The 26-year-old will go head-to-head with Australian star Reardon in February, an athlete who he has admired from afar both on and off the track.

“Scott is an amazing ambassador and competitor in Paralympic sport,” Wallace explained.

“I’ve always enjoyed watching him compete and will be honoured to share the track with him.

“He seems like such a laid-back dude with a fire for greatness. He is a great example of excellence in the sport of track and field.”

Reardon is the reigning Paralympic champion in the T42 100m from the Rio Olympics, going one place better than his silver-medal in London four years prior.

He too is looking forward to the rare opportunity of competing against and alongside some of the best track and field athletes in the world, including the fastest of them all in Bolt.

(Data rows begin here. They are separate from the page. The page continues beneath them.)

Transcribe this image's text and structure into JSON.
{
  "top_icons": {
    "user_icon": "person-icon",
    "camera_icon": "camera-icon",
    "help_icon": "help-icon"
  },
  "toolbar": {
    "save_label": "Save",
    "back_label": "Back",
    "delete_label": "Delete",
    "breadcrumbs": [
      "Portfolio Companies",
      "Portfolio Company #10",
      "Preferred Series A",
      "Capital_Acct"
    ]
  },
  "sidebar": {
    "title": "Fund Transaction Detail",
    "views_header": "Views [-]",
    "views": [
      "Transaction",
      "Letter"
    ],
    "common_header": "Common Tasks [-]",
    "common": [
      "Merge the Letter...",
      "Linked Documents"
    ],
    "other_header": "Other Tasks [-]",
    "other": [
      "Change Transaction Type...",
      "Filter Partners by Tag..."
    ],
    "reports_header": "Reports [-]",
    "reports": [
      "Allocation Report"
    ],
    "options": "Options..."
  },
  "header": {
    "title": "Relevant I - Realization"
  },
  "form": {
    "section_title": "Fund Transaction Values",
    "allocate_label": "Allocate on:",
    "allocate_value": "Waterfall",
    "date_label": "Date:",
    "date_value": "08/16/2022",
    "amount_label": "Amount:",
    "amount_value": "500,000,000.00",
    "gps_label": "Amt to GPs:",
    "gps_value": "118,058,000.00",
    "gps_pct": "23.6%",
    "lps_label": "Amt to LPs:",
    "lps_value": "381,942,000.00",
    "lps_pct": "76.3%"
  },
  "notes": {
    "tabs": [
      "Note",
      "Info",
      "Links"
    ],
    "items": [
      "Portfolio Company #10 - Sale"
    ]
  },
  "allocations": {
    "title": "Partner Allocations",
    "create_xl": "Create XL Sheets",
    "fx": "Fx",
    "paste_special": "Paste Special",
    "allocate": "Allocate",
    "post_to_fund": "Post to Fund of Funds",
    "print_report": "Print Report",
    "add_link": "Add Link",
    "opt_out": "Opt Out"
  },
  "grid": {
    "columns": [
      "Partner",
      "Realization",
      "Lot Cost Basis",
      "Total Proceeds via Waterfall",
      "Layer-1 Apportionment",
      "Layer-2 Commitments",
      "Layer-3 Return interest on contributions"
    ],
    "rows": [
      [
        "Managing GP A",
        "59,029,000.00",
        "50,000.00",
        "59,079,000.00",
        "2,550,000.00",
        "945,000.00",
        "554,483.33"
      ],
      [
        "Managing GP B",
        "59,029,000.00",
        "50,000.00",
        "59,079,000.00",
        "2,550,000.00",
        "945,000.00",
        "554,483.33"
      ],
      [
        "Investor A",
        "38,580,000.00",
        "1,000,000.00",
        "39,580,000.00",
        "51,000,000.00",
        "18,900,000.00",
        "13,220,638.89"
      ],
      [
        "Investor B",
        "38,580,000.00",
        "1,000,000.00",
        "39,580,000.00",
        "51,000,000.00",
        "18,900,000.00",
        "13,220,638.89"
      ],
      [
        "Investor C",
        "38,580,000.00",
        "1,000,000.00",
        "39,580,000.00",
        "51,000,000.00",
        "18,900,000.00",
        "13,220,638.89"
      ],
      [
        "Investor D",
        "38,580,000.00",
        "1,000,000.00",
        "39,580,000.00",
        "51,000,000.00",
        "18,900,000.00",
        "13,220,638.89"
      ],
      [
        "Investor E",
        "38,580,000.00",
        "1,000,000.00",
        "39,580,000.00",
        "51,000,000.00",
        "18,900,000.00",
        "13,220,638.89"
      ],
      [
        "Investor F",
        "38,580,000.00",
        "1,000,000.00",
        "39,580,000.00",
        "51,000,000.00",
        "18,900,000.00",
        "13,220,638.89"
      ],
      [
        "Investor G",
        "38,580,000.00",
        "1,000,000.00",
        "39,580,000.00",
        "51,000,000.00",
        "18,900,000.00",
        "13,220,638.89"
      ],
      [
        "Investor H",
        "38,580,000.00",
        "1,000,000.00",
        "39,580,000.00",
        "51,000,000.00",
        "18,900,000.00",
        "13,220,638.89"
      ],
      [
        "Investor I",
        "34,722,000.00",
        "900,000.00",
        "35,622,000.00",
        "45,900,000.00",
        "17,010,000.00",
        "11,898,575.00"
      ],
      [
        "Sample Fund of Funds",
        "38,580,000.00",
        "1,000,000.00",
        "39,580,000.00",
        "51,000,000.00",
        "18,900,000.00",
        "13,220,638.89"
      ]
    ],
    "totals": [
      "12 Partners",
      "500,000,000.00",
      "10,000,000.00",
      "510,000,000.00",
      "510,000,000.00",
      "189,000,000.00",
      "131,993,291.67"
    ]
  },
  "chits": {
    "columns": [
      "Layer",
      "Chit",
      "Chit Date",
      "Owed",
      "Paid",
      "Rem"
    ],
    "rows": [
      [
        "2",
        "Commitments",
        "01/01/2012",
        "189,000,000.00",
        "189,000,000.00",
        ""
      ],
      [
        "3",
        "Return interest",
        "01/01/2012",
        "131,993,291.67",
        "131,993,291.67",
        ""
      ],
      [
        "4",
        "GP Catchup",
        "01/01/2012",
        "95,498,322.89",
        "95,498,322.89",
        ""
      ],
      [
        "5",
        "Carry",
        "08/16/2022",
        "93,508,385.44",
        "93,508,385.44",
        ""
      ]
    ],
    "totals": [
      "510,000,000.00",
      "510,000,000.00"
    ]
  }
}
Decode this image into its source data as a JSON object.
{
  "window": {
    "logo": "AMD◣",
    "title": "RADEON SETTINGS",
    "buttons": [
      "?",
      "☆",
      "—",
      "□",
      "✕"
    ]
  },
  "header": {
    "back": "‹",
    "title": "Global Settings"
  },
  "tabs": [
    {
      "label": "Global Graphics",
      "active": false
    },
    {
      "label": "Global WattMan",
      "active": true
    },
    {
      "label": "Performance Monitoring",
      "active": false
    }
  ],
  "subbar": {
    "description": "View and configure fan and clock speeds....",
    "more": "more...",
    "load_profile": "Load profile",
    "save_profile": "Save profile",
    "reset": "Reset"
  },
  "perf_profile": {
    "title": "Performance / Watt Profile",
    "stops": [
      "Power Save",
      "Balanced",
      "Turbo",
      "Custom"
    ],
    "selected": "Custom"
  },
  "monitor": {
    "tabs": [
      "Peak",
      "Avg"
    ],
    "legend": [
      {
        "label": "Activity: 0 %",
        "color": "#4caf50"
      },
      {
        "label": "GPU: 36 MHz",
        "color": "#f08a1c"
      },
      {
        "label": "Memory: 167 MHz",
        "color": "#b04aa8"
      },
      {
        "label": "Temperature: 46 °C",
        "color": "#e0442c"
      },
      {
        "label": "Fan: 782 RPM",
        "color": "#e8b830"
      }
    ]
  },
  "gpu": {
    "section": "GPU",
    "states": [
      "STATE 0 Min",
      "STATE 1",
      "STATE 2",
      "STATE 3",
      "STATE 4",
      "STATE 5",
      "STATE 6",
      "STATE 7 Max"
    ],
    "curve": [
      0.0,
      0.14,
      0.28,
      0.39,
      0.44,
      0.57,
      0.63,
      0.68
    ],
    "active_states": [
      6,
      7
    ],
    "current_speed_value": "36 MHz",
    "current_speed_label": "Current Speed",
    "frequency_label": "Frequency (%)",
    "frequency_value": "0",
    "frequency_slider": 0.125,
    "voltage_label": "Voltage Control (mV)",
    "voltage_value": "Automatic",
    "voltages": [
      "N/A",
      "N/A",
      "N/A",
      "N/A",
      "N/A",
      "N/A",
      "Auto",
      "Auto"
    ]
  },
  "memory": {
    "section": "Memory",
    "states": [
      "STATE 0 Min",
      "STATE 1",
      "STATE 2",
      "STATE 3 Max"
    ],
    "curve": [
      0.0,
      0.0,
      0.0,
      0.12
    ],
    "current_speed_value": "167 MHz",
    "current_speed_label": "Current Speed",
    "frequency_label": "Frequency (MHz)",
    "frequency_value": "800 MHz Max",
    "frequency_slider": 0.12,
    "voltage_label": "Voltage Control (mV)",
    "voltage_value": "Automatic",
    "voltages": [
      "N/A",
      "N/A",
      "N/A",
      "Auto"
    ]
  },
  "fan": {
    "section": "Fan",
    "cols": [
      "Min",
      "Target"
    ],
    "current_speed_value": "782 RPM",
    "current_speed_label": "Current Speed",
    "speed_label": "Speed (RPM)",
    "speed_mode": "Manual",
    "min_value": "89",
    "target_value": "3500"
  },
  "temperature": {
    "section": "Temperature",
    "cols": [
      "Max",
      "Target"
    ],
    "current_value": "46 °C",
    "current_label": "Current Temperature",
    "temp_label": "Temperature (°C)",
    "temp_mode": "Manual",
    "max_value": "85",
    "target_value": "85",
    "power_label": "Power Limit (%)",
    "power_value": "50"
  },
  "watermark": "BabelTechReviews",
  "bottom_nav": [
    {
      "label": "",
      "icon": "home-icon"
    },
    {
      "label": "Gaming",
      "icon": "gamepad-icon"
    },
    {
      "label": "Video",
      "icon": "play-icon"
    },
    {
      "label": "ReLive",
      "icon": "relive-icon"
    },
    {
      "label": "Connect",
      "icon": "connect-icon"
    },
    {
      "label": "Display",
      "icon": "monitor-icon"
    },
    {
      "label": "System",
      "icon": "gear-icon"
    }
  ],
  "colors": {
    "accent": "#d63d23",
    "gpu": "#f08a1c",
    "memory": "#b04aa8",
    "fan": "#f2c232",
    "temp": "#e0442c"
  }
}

“The Nitro concept is really exciting,” Reardon said.

“To have an action-packed evening of athletics to show the skill, power and athleticism of the athletes, I think that the crowds will love the fast-paced action that Nitro will provide.

“I am excited to race, I am yet to compete since Rio so every time I get the chance to race is exciting, but there is definitely added excitement around Nitro, as there is so much unknown outcome with what the race.

“With us, anyone can win, which is exciting.”

The 26-year-old has limited recent experience running gift races but is keen to put on a good show for those watching at the track and on the Channel 7 broadcast.

“A long time ago, my last gift race was in 2009, so it has been a while, it’s going to be fun, I’ll be out in front and the other boys will be on me so fast at the end, will be awesome for the spectators to see,” Reardon explained.

“I guess I have three main goals over the next four years, win world championships in July is the first, running sub 12 for the 100m is high on this list too, something that I have wanted to achieve since day one.

“Longer term I want to defend my Paralympic title in 2020.”

The two-time T42 100m world champion will start with a lead on Wallace based on their classifications and personal bests knowing the American is just as committed to winning any race he enters as he is himself.

“I have been able to watch him develop over the years and he has been a big part of the rapid progression of the T44 class,” Reardon said.

“Side by side he has me covered, but handicapped races always provide really tight races, so it will be a good match-up, I guess we are in similar phases of preparation so we will both have to bring our A-game if we want to win.”